Academic journal article
By Harrison, Joseph
The Catholic Historical Review , Vol. 89, No. 4
The Catholic Church in Spain, 1875-1998. By William J. Callahan (Washington, D.C.:The Catholic University of America Press. 2000. Pp. xix, 695. $49.95.) Nearly two decades have elapsed since William Callahan brought out his prize-winning study on Church, Society and Politics in Spain, 1750-1874 (Cambridge, Massachusetts: Harvard University Press, 1984). Since then he has published a number of seminal articles in scholarly journals on the trials and tribulations of the Spanish Church during both the Restoration monarchy (1875-1931) and the Franco dictatorship (1939-1975). This impressive new monograph brings us up to date.
To its secular critics, the author informs us, the Spanish Church appeared a single-minded monolithic institution orchestrating a campaign to impose a highly traditional form of Catholicism on a society in the throes of profound economic, social, and political change. Yet the rise of liberalism, republicanism, socialism, anarchism, and intellectual pluralism challenged the clergy's view that Spain had always been and would always be Catholic. Gradually and fitfully, Callahan argues, a number of clergy and laity realized that traditional responses to changing circumstances were insufficient. Instead they looked to models developed in France, Belgium, Germany, and Italy in order to deal with the religious effects of urbanization and industrialization. Discussion of the 'social question' reached extensive proportions in the period 1880-1920, following the publication of Pope Leo XIII's encyclical Rerum Novarum in 1891, as the Church struggled to respond to signs of religious alienation among the urban proletariat. South of the Pyrenees, indifferent results at attempts to organize industrial workers were offset by the success of social Catholicism in the countryside.
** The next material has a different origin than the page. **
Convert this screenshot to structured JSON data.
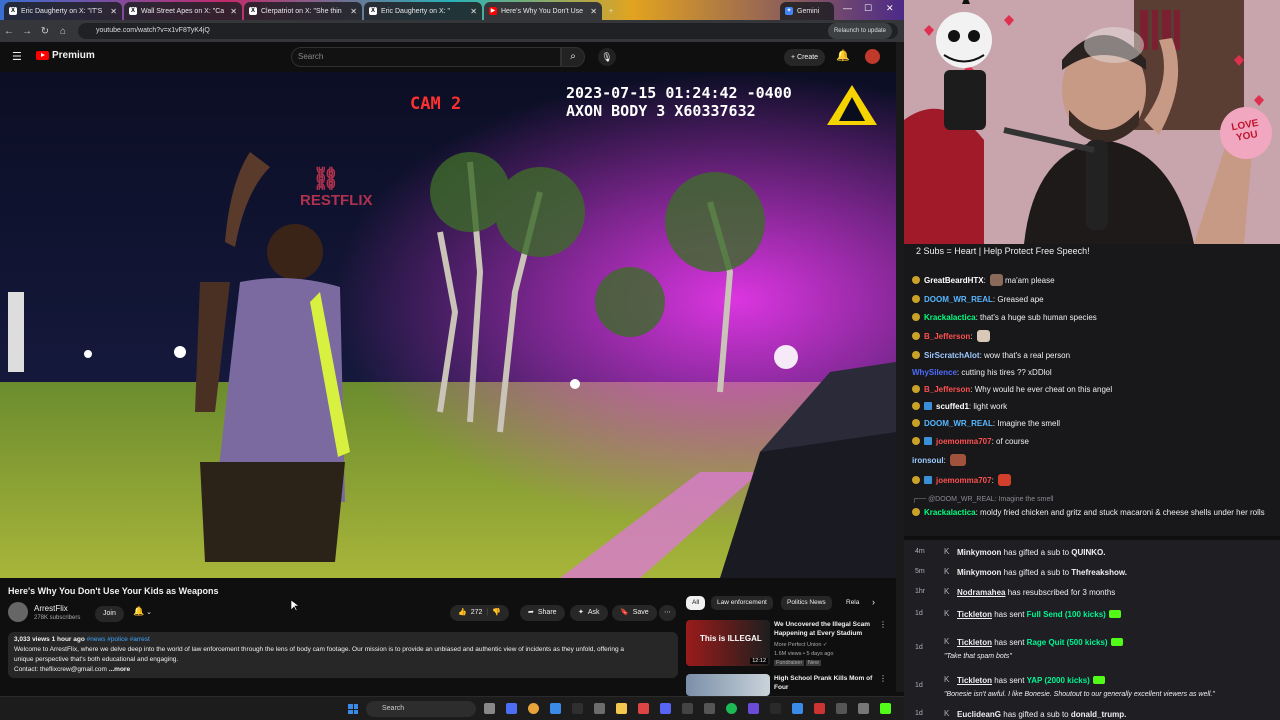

Callahan contends that the foundation of the Spanish Church's influence rested in part on its status as the established Church of the State. Conflict developed from the ambiguities inherent in the legal status of an institution which was neither too powerful nor too weak. The Church remained dissatisfied and resentful that the political elite, even under Conservative governments, refused to extend its privileges significantly. By and large, it succeeded in blocking any substantial alteration of its privileges under the Restoration system and saw them modestly enlarged during the dictatorship of General Miguel Primo de Rivera (1923-1930).However,it paid a high price,viz.,the growing opposition of liberals, republicans, socialists, anarchists, and intellectuals.
The arrival of the second Republic in April, 1931, caused the Spanish Church to focus its concern on the new regime's commitment to the separation of Church and State. While the hierarchy carefully adopted a position of "complete prudence and caution," it was obliged to confront violent manifestations of anticlericalism in the streets. …